Pull each line containing "this" from the data.

*Data listing*.
········

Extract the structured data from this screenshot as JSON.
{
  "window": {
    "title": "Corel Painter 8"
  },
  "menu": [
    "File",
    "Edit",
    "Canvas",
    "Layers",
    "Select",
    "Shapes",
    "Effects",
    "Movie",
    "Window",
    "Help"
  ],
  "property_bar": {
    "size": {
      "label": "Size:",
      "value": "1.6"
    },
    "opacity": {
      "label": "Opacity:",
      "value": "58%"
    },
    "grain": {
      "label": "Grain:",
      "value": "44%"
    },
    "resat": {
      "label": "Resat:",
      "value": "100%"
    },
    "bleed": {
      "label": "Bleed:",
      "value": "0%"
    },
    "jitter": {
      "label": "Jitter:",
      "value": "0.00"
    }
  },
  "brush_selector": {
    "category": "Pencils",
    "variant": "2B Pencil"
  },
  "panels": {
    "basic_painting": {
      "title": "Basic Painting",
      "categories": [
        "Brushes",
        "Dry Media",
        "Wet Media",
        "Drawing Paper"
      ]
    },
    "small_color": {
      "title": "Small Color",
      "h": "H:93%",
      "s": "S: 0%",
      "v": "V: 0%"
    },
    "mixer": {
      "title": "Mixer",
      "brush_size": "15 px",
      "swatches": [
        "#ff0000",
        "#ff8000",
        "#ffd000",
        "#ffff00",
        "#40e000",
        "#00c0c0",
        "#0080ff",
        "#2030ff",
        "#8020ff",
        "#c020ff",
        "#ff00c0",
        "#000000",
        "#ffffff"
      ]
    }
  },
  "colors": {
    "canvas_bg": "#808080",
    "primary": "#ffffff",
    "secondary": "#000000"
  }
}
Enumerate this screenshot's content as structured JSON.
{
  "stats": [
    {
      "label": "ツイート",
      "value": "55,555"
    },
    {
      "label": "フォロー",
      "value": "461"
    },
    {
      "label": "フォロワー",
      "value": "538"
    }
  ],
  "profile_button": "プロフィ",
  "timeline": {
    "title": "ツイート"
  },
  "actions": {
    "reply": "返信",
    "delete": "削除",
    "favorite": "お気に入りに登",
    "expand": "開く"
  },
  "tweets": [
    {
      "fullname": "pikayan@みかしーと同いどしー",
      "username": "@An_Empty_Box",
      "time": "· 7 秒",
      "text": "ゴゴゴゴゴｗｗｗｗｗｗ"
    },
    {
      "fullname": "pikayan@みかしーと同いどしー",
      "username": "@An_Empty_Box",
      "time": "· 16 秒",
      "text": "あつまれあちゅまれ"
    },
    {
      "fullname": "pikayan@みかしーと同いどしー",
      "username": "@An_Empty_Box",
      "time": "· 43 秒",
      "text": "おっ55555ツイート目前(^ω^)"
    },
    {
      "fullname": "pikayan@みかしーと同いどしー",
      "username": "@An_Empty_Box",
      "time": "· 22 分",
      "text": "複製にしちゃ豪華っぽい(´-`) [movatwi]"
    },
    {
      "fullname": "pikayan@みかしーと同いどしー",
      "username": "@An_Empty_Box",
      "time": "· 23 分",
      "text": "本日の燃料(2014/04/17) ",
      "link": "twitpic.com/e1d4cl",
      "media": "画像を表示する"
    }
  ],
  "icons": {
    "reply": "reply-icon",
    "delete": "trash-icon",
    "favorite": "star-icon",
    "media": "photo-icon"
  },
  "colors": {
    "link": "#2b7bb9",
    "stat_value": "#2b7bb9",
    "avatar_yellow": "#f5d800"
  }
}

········

*Response below*.
Extract the structured data from this screenshot as JSON.
Enumerate this screenshot's content as structured JSON.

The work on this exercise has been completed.